_About this task:_
Copy every line from the records below that carries the word "base".

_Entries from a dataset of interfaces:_
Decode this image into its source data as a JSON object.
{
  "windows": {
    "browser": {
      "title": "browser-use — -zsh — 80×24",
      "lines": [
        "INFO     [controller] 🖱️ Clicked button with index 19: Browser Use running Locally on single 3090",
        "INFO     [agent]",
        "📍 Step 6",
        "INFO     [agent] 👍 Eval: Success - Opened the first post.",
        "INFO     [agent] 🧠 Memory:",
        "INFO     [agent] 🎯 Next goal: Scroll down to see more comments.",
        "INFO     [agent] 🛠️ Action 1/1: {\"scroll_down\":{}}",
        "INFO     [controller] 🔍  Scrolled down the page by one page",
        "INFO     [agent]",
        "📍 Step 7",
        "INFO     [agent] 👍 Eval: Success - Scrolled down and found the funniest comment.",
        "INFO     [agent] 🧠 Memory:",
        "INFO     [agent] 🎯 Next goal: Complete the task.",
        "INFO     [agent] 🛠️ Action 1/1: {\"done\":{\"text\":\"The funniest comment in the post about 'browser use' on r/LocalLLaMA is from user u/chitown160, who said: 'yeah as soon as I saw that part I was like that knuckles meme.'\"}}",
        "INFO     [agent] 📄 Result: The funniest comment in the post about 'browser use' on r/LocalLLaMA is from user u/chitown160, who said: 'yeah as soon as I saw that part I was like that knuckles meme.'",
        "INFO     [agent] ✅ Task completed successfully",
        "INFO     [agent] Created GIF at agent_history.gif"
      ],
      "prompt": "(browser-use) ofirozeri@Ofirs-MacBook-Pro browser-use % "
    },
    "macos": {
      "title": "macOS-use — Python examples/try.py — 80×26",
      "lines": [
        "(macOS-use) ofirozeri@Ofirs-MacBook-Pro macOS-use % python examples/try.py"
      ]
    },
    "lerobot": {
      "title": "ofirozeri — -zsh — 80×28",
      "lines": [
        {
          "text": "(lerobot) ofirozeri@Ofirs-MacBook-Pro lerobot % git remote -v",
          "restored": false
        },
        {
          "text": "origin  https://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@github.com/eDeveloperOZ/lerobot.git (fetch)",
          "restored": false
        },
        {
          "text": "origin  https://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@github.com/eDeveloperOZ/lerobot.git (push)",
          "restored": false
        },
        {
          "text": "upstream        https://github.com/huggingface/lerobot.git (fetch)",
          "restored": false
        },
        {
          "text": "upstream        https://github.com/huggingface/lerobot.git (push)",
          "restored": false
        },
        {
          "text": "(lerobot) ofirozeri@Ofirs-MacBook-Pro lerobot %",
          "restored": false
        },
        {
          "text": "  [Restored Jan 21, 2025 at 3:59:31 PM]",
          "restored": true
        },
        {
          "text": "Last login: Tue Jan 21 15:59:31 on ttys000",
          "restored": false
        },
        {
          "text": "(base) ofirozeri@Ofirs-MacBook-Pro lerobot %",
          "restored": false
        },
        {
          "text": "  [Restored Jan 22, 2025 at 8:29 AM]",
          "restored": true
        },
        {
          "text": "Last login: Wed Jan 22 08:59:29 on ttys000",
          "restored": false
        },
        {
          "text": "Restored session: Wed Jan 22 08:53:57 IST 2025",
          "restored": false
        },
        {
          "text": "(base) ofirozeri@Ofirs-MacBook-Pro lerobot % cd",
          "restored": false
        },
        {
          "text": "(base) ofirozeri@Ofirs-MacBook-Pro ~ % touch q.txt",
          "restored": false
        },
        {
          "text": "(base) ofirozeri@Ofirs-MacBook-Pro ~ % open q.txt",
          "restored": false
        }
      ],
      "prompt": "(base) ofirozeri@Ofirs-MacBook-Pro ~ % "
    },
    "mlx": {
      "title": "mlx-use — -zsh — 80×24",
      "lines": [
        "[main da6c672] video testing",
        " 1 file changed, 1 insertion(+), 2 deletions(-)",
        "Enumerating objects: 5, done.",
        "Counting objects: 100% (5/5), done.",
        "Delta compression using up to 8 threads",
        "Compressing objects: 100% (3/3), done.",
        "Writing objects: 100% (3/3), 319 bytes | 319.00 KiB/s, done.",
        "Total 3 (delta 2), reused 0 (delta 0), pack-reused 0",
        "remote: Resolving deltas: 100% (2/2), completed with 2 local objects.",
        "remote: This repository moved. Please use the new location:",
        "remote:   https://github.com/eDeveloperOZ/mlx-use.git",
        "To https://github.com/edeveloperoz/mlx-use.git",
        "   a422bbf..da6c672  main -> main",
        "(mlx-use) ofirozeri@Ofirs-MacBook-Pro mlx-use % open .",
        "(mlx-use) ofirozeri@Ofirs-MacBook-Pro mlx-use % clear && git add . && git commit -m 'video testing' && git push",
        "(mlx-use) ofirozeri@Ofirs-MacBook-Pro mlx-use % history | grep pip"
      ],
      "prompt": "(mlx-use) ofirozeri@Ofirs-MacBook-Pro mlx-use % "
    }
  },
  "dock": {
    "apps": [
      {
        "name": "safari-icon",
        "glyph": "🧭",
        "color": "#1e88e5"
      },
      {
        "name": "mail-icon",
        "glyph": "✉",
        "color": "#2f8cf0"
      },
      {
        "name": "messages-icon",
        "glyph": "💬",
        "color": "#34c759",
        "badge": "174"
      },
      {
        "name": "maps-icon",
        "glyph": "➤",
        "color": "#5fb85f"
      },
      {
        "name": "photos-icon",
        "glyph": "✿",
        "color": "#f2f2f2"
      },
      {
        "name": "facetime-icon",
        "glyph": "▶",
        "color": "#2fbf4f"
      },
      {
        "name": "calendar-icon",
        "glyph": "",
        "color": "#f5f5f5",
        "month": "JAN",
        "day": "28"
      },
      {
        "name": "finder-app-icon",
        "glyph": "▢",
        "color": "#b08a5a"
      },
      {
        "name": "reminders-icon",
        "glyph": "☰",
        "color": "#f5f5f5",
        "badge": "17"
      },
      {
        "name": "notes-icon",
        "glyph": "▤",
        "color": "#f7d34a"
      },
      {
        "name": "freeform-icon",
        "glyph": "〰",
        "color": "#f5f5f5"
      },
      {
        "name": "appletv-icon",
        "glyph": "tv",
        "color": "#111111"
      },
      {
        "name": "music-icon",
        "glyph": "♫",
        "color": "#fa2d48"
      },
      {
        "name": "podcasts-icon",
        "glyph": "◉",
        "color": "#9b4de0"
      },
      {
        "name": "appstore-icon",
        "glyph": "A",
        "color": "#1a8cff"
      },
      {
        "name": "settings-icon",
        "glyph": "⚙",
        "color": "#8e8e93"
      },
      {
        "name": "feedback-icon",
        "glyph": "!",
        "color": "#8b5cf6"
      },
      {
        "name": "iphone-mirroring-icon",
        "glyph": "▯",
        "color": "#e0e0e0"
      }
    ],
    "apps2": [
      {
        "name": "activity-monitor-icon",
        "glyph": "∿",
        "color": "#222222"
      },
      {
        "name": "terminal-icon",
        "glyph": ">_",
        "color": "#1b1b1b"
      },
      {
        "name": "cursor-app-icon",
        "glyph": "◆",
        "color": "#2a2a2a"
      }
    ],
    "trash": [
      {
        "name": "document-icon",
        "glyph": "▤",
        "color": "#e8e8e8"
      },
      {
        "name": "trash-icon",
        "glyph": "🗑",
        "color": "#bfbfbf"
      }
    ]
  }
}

_Exercise response:_
          "text": "(base) ofirozeri@Ofirs-MacBook-Pro lerobot %",
          "text": "(base) ofirozeri@Ofirs-MacBook-Pro lerobot % cd",
          "text": "(base) ofirozeri@Ofirs-MacBook-Pro ~ % touch q.txt",
          "text": "(base) ofirozeri@Ofirs-MacBook-Pro ~ % open q.txt",
      "prompt": "(base) ofirozeri@Ofirs-MacBook-Pro ~ % "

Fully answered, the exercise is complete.